- Deploying a production-ready Kubernetes cluster with all the required dependencies for going into production takes days.
- Managing a float of Kubernetes clusters is very hard if you do not automate the process.
- Managing a float of Kubernetes clusters across several cluster providers is even harder.
- Upgrading a Kubernetes cluster requires intensive tests to make sure changes do not break anything. It’s not just pushing an “upgrade” button like often suggested.
Managing one Kubernetes cluster is hard, but what about managing hundreds of Kubernetes clusters worldwide?
Hundreds of Kubernetes clusters with multiple nodes, services, applications and load balancers. This is what we do at Qovery; we manage hundreds of production Kubernetes clusters worldwide to help more than 16,000 developers deploy their apps on AWS.
But what does it take to run and manage hundreds of Kubernetes clusters? This is what I will share with you in this article.
With Qovery, every user can get started to deploy their apps on AWS in a few seconds. The goal is to turn AWS into a smooth developer experience. Typically, our users come from Heroku and want to jump into AWS. They want to have the simplicity of Heroku and the flexibility of AWS. This is where using Qovery comes in.
To succeed in that path, Qovery uses EKS (AWS-managed Kubernetes) to run and scale stateless applications. Every single user has at least one or more Kubernetes clusters. The promise of Qovery is to get a prod-ready Kubernetes cluster, meaning the Kubernetes deployment, run and management is on us. The piece of software responsible to manage the clusters is called the Qovery Engine and is open source.
Deploying Prod-Ready Kubernetes Clusters
To automate the deployment of Kubernetes on AWS, we have created an open source deployment engine, an application written in Rust. Basically, it initializes the virtual private cloud (VPC) for Kubernetes, the ingress, the auto-scaler, Loki, S3 to store the Kubernetes logs and lastly Kubernetes. The Qovery engine uses Terraform, Helm and the AWS API. Curious to take a look? All the files are available here. It takes 30 minutes from zero to a prod-ready Kubernetes cluster on AWS instead of weeks.

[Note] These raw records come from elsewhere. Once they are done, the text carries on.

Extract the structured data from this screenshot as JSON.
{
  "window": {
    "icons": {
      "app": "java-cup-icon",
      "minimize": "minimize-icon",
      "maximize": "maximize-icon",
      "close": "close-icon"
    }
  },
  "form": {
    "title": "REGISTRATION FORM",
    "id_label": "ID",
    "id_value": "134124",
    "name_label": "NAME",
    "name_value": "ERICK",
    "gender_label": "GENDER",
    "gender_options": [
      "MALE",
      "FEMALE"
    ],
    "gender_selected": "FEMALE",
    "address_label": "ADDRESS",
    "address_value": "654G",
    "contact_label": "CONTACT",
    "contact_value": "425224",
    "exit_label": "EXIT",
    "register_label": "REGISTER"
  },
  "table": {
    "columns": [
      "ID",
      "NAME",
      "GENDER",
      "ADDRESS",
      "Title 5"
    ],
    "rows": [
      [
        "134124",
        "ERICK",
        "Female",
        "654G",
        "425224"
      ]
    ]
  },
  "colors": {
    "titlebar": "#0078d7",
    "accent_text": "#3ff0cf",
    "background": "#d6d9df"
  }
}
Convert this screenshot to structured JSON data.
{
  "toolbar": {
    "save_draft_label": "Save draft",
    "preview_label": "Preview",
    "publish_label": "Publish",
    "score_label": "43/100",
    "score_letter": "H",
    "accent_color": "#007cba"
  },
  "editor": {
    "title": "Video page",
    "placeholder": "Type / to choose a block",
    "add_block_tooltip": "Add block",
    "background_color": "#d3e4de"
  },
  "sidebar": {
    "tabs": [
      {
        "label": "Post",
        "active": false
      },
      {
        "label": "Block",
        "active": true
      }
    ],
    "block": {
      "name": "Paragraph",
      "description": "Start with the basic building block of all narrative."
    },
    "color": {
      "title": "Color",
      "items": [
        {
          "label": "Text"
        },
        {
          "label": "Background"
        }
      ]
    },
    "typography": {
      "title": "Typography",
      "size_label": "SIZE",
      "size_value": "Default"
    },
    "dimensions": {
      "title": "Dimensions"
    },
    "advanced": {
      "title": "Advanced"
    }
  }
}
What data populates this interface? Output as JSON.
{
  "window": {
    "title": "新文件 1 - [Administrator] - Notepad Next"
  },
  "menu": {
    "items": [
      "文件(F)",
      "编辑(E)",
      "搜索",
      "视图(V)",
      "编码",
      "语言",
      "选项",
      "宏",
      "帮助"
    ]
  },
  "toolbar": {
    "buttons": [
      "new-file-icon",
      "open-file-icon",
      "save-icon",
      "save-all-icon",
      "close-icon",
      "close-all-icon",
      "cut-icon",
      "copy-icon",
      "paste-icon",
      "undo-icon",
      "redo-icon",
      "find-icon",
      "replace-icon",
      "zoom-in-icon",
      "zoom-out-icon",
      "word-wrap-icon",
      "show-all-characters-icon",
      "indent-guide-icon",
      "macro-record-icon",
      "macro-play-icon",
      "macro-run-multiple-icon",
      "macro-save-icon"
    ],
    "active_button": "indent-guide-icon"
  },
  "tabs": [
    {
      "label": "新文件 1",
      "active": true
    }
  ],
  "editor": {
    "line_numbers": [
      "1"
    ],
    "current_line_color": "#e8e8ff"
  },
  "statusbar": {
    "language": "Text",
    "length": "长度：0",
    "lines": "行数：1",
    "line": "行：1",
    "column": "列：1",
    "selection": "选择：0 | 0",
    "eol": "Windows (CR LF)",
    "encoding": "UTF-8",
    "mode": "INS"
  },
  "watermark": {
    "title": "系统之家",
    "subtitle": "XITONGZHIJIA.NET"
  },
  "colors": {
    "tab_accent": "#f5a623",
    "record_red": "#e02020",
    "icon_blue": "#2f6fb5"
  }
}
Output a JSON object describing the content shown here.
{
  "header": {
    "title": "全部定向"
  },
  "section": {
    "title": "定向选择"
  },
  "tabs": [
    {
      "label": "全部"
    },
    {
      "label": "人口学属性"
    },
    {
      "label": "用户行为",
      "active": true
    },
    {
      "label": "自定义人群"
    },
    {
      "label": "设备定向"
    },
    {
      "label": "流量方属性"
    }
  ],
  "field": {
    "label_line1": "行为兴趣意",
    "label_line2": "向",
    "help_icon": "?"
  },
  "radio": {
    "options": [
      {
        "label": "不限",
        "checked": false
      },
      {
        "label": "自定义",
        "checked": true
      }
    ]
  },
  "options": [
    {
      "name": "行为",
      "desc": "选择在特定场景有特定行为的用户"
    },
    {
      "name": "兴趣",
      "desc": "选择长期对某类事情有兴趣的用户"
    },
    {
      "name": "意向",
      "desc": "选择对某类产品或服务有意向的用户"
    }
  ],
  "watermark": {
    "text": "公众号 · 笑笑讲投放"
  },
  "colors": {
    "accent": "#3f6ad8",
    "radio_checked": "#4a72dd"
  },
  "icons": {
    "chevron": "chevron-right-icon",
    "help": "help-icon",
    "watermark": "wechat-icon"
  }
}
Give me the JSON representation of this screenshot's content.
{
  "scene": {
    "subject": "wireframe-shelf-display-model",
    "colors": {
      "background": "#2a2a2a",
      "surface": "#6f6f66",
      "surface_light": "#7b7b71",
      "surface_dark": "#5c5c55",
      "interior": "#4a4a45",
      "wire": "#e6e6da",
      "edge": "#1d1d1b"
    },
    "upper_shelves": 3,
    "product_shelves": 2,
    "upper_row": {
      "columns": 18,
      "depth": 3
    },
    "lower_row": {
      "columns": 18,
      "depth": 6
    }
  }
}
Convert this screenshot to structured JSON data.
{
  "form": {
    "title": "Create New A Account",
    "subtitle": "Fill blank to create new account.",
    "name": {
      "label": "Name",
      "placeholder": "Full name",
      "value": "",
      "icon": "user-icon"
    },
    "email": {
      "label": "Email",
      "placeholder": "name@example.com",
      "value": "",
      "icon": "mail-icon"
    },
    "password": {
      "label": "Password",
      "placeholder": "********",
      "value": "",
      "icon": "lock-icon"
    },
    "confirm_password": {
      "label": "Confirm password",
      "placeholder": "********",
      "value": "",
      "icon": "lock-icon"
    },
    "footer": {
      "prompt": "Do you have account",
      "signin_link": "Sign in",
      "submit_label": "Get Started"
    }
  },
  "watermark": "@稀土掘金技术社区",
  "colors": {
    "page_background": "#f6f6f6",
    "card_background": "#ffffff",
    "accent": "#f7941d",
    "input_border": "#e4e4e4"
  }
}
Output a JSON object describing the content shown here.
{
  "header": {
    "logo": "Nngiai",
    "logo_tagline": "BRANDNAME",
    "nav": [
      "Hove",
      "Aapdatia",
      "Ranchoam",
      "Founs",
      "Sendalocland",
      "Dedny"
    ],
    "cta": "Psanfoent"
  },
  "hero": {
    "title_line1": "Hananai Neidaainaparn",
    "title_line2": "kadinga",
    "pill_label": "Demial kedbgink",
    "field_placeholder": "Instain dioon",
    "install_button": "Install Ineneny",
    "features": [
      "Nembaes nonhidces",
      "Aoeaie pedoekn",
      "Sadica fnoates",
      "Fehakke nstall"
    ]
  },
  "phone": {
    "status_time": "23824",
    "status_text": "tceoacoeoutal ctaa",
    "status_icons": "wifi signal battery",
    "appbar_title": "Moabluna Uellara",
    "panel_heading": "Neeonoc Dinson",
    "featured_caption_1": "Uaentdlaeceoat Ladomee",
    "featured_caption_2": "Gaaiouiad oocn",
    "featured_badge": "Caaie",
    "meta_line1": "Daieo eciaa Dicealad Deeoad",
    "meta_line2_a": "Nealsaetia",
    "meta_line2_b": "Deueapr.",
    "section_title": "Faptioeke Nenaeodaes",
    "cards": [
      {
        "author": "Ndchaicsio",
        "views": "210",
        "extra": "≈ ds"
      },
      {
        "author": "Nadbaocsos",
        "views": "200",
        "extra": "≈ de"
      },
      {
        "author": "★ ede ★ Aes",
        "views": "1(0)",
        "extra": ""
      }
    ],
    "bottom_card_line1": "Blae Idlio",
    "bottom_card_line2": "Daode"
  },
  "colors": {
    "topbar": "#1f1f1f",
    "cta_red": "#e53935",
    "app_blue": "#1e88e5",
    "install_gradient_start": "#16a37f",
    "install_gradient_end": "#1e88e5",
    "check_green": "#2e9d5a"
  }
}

The first time you use Qovery on an AWS account, a VPC and an EKS cluster are set up. Once fully set up, the Qovery Engine is installed and connects to the Qovery Control Plane to receive the application deployment instructions.
Running and managing Kubernetes is simplified (no etcd, master nodes, network overlay to manage) since Qovery relies on the managed Kubernetes offer from AWS (EKS). AWS guarantees that the cluster is always operational by taking care of the master nodes responsible for the integrity of the complete cluster.
However, the added value of Qovery here is simplifying app deployment and making sure those apps are running correctly. All the information of those applications and the cluster itself are reported in real time to the user if something goes wrong. This is handled by the Qovery Engine and our Qovery Agent.
Keeping Kubernetes Up to Date
Every 10 weeks a new version of Kubernetes is released. At this pace, staying up to date is challenging. Especially when breaking changes happen. Testing the upgrade on a staging cluster before doing it in production is mandatory but requires a fair amount of time.
Even for us. At Qovery, a dedicated team is in charge of managing the upgrade of the Kubernetes clusters of our users. The good news is that once we have made it once, it works (almost) the same for every cluster.
For security reasons, the Qovery Engine connects to the Qovery Control Plane and pulls cluster update instructions. The Qovery Engine takes care of the rolling update on all the Kubernetes worker nodes with the newer version and the associated dependencies (Loki, ingresses, etc.). The Qovery Engine guarantees that the cluster is fully operational and ready to receive new app deployments.
In this article, we have seen how a float of hundreds of Kubernetes clusters is managed by the Qovery Engine, an open source library written in Rust. Deploying, running and updating a float of Kubernetes clusters takes a huge amount of time and needs to be automated to guarantee their uptime.
Feature image via Pixabay